_Given information_.
· · · · ·
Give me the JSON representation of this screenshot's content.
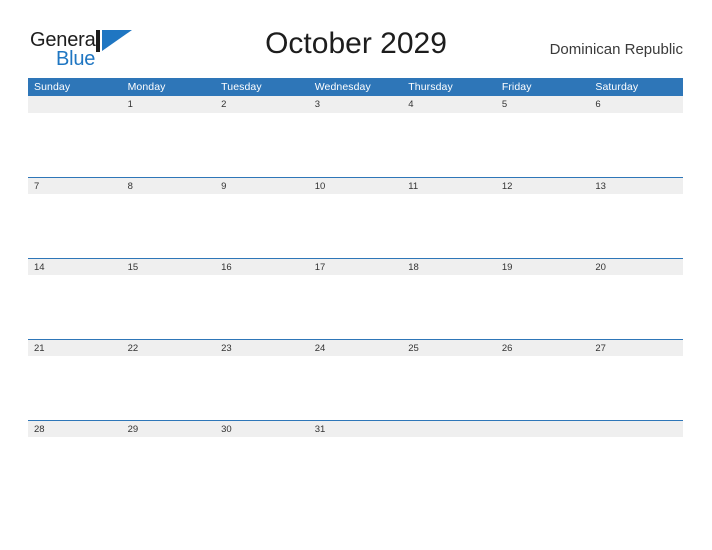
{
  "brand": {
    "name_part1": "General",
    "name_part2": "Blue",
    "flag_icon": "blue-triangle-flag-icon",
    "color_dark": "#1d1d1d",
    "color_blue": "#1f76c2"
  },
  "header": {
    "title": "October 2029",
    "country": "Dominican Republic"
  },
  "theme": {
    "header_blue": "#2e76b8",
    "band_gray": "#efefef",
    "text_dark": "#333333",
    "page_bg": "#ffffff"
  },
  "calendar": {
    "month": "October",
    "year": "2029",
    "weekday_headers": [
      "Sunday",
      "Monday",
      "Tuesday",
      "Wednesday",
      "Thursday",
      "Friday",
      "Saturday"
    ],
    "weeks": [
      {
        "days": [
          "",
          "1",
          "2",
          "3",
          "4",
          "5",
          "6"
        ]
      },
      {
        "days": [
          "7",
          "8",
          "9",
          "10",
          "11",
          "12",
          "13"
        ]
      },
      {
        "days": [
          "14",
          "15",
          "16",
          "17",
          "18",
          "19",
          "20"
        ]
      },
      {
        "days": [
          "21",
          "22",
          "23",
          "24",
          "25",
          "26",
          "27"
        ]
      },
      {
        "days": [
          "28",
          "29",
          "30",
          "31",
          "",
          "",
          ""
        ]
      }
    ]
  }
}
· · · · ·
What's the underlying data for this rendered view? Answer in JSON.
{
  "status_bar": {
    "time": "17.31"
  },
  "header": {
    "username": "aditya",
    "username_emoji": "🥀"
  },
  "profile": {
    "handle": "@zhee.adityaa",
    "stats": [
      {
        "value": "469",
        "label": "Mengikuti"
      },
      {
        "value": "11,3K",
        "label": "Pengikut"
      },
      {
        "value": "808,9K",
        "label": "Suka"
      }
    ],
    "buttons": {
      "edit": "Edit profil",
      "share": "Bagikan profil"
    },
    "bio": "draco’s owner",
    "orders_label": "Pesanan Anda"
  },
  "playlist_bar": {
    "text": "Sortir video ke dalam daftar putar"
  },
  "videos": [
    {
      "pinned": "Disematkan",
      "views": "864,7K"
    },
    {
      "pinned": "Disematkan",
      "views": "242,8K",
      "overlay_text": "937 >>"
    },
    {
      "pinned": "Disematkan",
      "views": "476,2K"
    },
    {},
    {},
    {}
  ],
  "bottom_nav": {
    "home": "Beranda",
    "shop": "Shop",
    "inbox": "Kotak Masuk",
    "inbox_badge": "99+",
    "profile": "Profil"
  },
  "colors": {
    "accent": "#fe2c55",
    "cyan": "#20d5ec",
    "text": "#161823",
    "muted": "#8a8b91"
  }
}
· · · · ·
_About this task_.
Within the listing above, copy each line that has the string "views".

_Task response_.
      "views": "864,7K"
      "views": "242,8K",
      "views": "476,2K"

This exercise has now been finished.